Psychopaths and the dead might not experience pain, but the rest of us will many times throughout our lives, and this can recur on a daily basis for many of us. Now let’s clarify what type of pain we’re talking about here. When I think of pain, I don’t think about waking up at 7 am when you’ve only had 5 hours of sleep, having a cold shower to wake yourself up from the lack of sleep, or cleaning up the dog pee from the carpet. I am referring to deep pain. The pain of losing something that’s truly dear and precious to you. Losing things like a friend or a family member, or your rights and freedoms.
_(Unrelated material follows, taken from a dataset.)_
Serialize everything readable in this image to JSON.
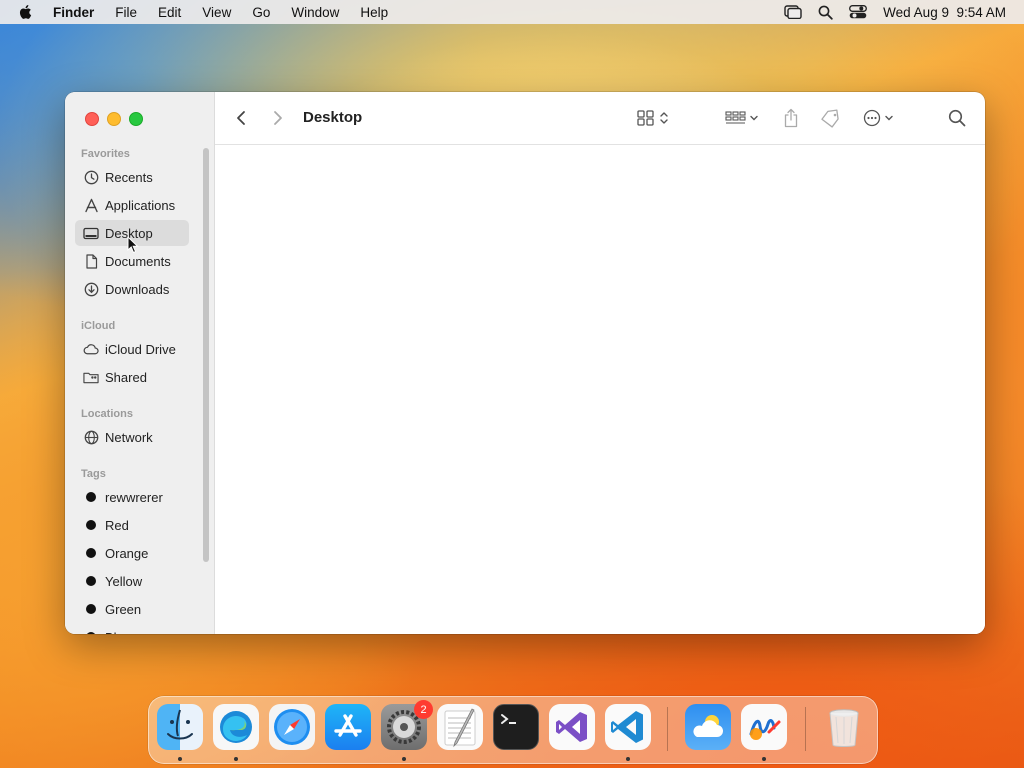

Experiencing pain is an essential part of a healthy and happy life. Afterall, without pain how can we truly grasp what pleasure is? But perhaps more important, how can we understand gratitude? In my own life, without the dark valleys of pain and hardships I’ve faced, I would lose touch with the people that mean most to me in this life. And this is what happens to some that get an easier path, than others that face constant trials and hardships. The more trials and pain I experience and endure, the tougher I get, and the more grateful I am for the things that I do have. Life just tastes sweeter. Considering this, the pursuit of happiness seems like a very daunting, and ultimately, impossible task.
The more trials and pain I experience and endure, the tougher I get, and the more grateful I am for the things that I do have. Life just tastes sweeter.
Don’t chase happiness, become antifragile
What is Antifragility?
Antifragility is essentially resilience 2.0, a concept developed by Nassim Taleb. Resilience 1.0 goes something like this: if we put resistance on a system the system will essentially go back to its original form. Antifragility goes a step further. If you put pressure on a system it actually grows bigger and stronger. Our muscular system is a great example of this. If we work out our muscles actually grow stronger. PTSD (post-traumatic stress disorder) is about breaking down, PTG (post-traumatic growth) is about growing stronger.
What conditions can we put in place to help us grow stronger and increase the likelihood of us growing from hardship?
The Paradox of Happiness
Happiness is a good thing. But it is a means towards other ends. The problem is that the pursuit of happiness is fleeting. Those who pursue happiness, they end up being less happy.
The solution is to pursue happiness indirectly. Pursuing happiness directly can cause more harm than good. For example, looking directly at the sun is not good, but breaking it down into its elements can lead us to enjoy the indirect pursuit of happiness and as a result, raise our overall levels of happiness. Looking at a rainbow, the indirect glow of the sun is more satisfying.
Let’s Talk About the SPIRE Model
There’s a model that was created to shape the formula for a healthy life—wholebeing. This can trigger the antifragile system. SPIRE well-being considers the whole person—it encompasses spiritual, physical, intellectual, relational, and emotional well-being. By taking the whole into account, the greatest well-being can be realized. Read that one more time. That is what is called wholebeing, and it can be used as a term to define happiness.
The first trait is about a sense of finding a sense of meaning and purpose in life, in work, and at home. If you wake up in the morning with a sense of purpose you are more likely to overcome barriers.
We must be physical, and experience the physical world around us. Finding ways to unwind is essential. What kills us is not so much the stress of life, but the lack of recovery.
People who are curious and ask questions are happier and live longer. It’s not just about asking questions, but deeply engaging with the material. Text, a work of art, and nature can be included.
The number one determinant of happiness is the quality time we spend with people we care about and people who care about us. The number one condition we can put in place to increase the likelihood of antifragility, growing through hardship, is the quality of our relationships.
Embracing painful emotions is critical, but how do we cultivate positive ones, specifically gratitude? The Roman philosopher Cicero spoke about gratitude as the mother of all virtues. When we appreciate the good in our lives we have more of it.
Happiness is Much More than Pleasure
Happiness is about whole-being. It resides on a continuum. Happiness is a lifelong journey and knowing that we can have realistic instead of unrealistic expectations.
Things don’t necessarily always happen for the best, however, we can make the best of things that happen.
- About SPIRE. Wholebeing Institute.
- Don’t chase happiness. Become antifragile | Tal Ben-Shahar. Big Think. January, 26 2022.